polite term for 'defecate'

< Previous | Next >

Elaine Koh

Senior Member
Singapore English
In my country, when we defecate, we say 'pass motion'. I don't think this is correct.

What is the correct simple word or words to say this action? I think 'defecate' is a big word and not polite.

Many thanks.
 
  • yourfairlady05

    Senior Member
    USA
    English - United States
    You can use the noun "bowel movement" or if you are looking for a verb you could say "have a bowel movement" or "have a B.M."
     

    BAS24

    Senior Member
    USA English
    I think it depends on what the occasion is. I don't see defecate as impolite but it is a formal word (as is bowel movement). If among friends and in an informal setting, one might here "do number 2". I think it really depends on context.
     

    Elaine Koh

    Senior Member
    Singapore English
    Hi GreenWhiteBlue

    I am surprise that Defecate is certainly every bit as polite as any of its alternatives, including the one suggested so far.

    Am I right to say that it if not rude to ask "Are you passing water or defecating?" if I want to use the toilet and someone is inside. I mean I want to know whether I have to wait a long or short time.

    Thanks in advance.
     

    Franzi

    Senior Member
    (San Francisco) English
    Am I right to say that it if not rude to ask "Are you passing water or defecating?" if I want to use the toilet and someone is inside.
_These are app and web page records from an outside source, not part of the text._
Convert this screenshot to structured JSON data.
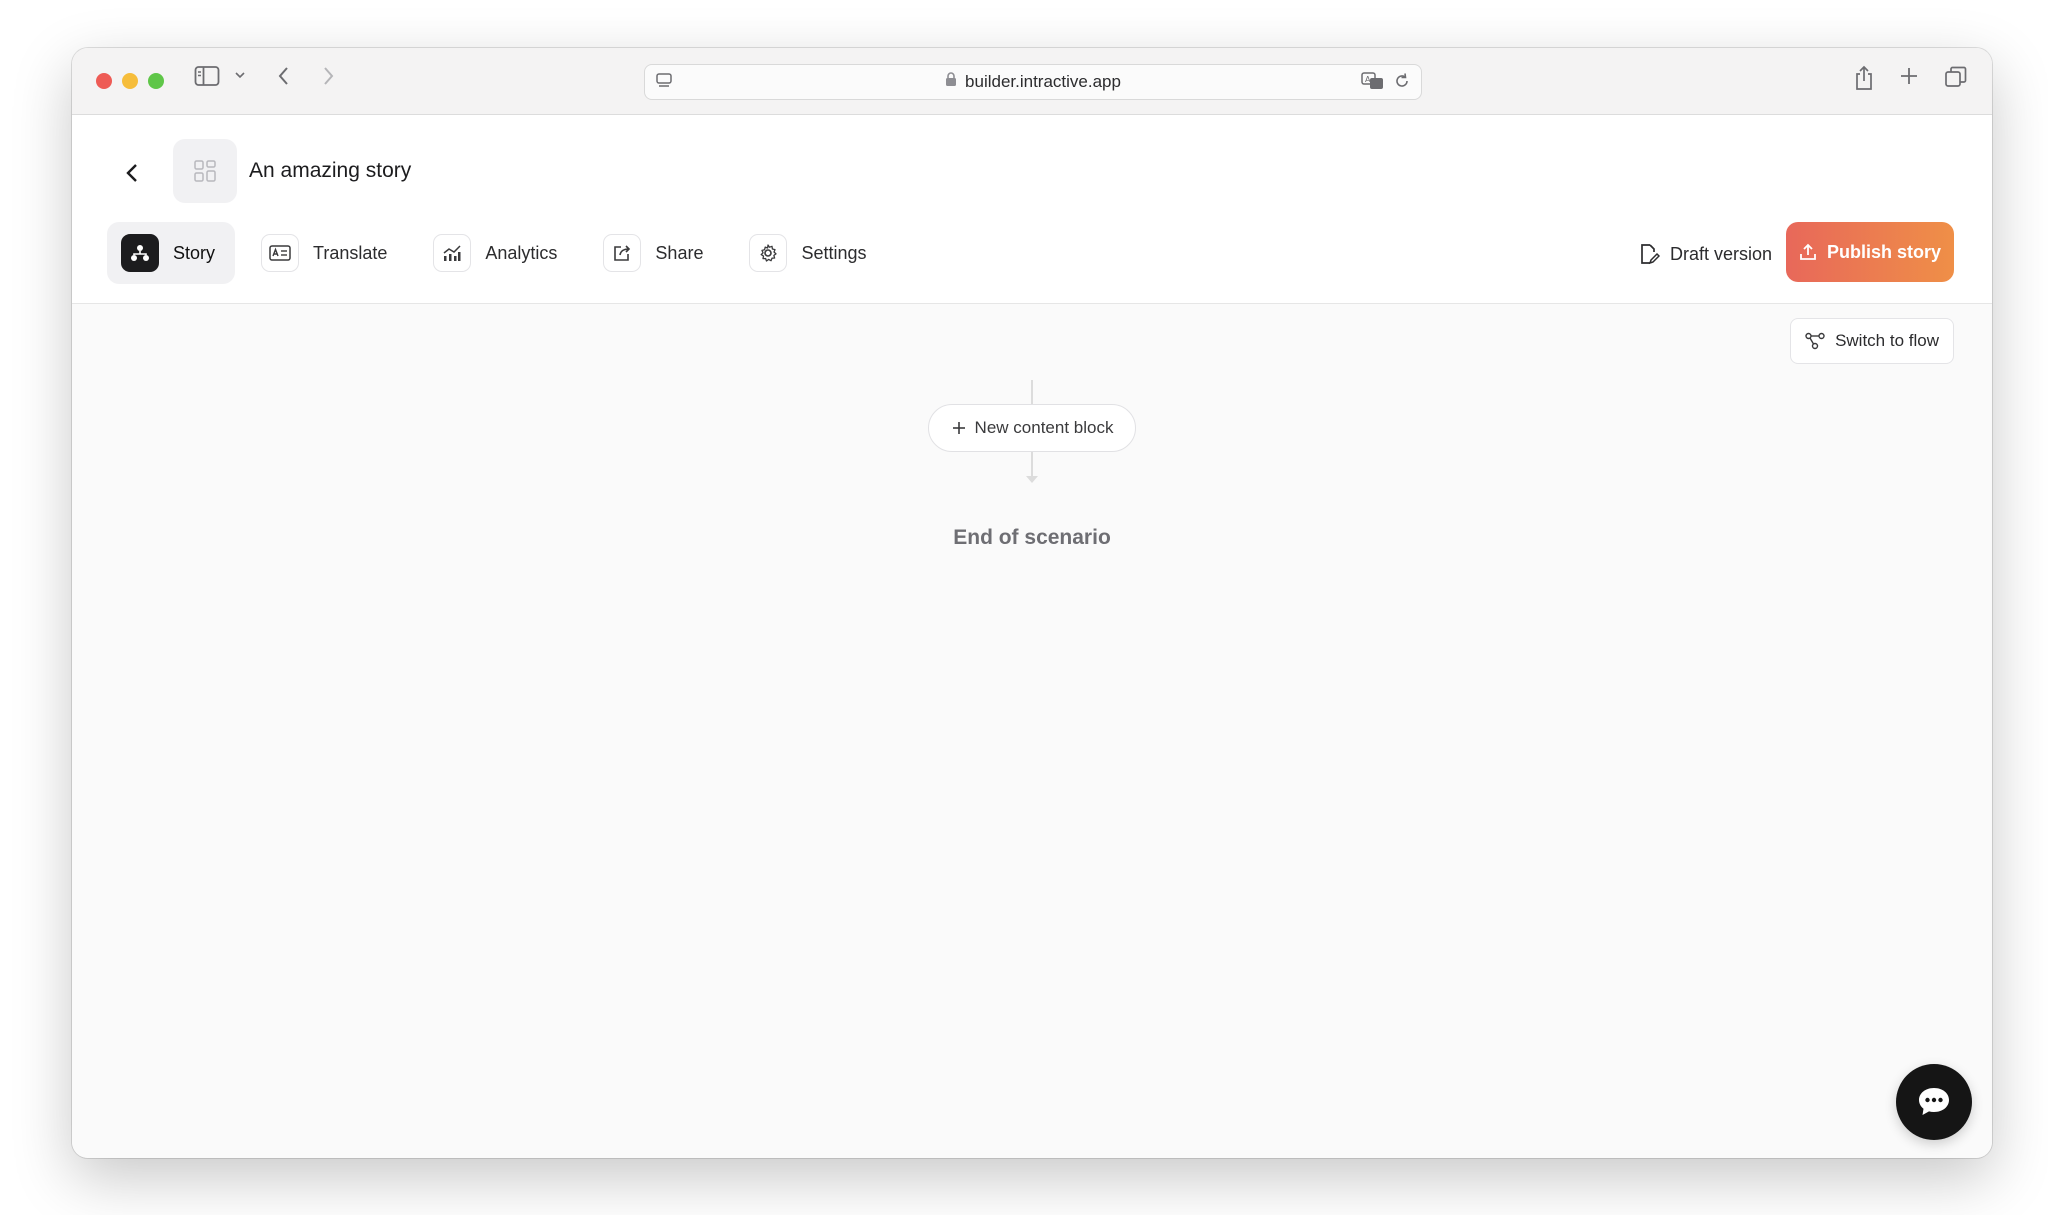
{
  "browser": {
    "url": "builder.intractive.app"
  },
  "header": {
    "story_title": "An amazing story",
    "tabs": [
      {
        "label": "Story",
        "icon": "sitemap-icon",
        "active": true
      },
      {
        "label": "Translate",
        "icon": "translate-card-icon",
        "active": false
      },
      {
        "label": "Analytics",
        "icon": "analytics-chart-icon",
        "active": false
      },
      {
        "label": "Share",
        "icon": "share-icon",
        "active": false
      },
      {
        "label": "Settings",
        "icon": "gear-icon",
        "active": false
      }
    ],
    "draft_label": "Draft version",
    "publish_label": "Publish story",
    "publish_colors": [
      "#e8685a",
      "#ef8f47"
    ]
  },
  "canvas": {
    "switch_label": "Switch to flow",
    "new_block_label": "New content block",
    "end_label": "End of scenario"
  }
}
I mean I want to know whether I have to wait a long or short time.
    Well, 'defecate' is a reasonably polite term, but I would find it rude if someone asked me this question regardless of which words for defecation and urination they used. I agree that "Will you be long?" is infinitely more polite than referring to what you will be doing specifically. (Though, asking about this in the first place sounds kind of rude. They'll take as long as they need to, and it's none of anyone else's business.)
     

    Wilma_Sweden

    Senior Member
    Swedish (Scania)
    Well, 'defecate' is a reasonably polite term, but I would find it rude if someone asked me this question regardless of which words for defecation and urination they used. I agree that "Will you be long?" is infinitely more polite than referring to what you will be doing specifically. (Though, asking about this in the first place sounds kind of rude. They'll take as long as they need to, and it's none of anyone else's business.)
    I agree - the only people 'licensed' to discuss your bathroom activities would be family members and your doctor... :D The discussion of how one would behave in a public lavatory belongs in the Cultural discussions forum.

    /Wilma
     

    Elaine Koh

    Senior Member
    Singapore English
    Hi Wilma

    You wrote: ... the only people 'licensed' to discuss your bathroom activities would be family members and your doctor.

    I was thinking of family members when talking about the topic.

    What is my question if I ask one of my family members?

    "Will you take long?" Am I correct?
     

    Elaine Koh

    Senior Member
    Singapore English
    Thanks, Aardvark01

    It is culture. In my country, when we use dialect, it is ok to ask in any way as long if the toilet user understand you.

    Anyway thanks to you and all the other members who helped me.
     

    Pantalaimon

    Member
    UK English.
    It is probably just as well if you don't find an English translation - it is definitely not a question you should ever ask a native English speaker.
     

    panjandrum

    Lapsed Moderator
    English-Ireland (top end)
    It is probably just as well if you don't find an English translation - it is definitely not a question you should ever ask a native English speaker.
    The intent behind the original question is genuine. In circumstances where the facilities are limited and within a family (as Elaine Koh has explained) the need for this kind of question is very real - and in my family it was not at all surprising for someone to knock on the door and ask "Will you be long?" We had our own "code" for responses and the rest of the dialogue.
     

    natkretep

    Moderato con anima (English Only)
    English (Singapore/UK), basic Chinese
    Elaine, I think it will depend on your own family and what you're used to. I wouldn't use defaecate (and it's from Latin, as the traditional <ae> combination will indicate!) because that sounds like a technical word. I'm afraid in our family, we use children's terms - 'Are you doing a poo or a wee?' - partly because we used them when the children were young and haven't changed now they're older.
     
    < Previous | Next >
    Top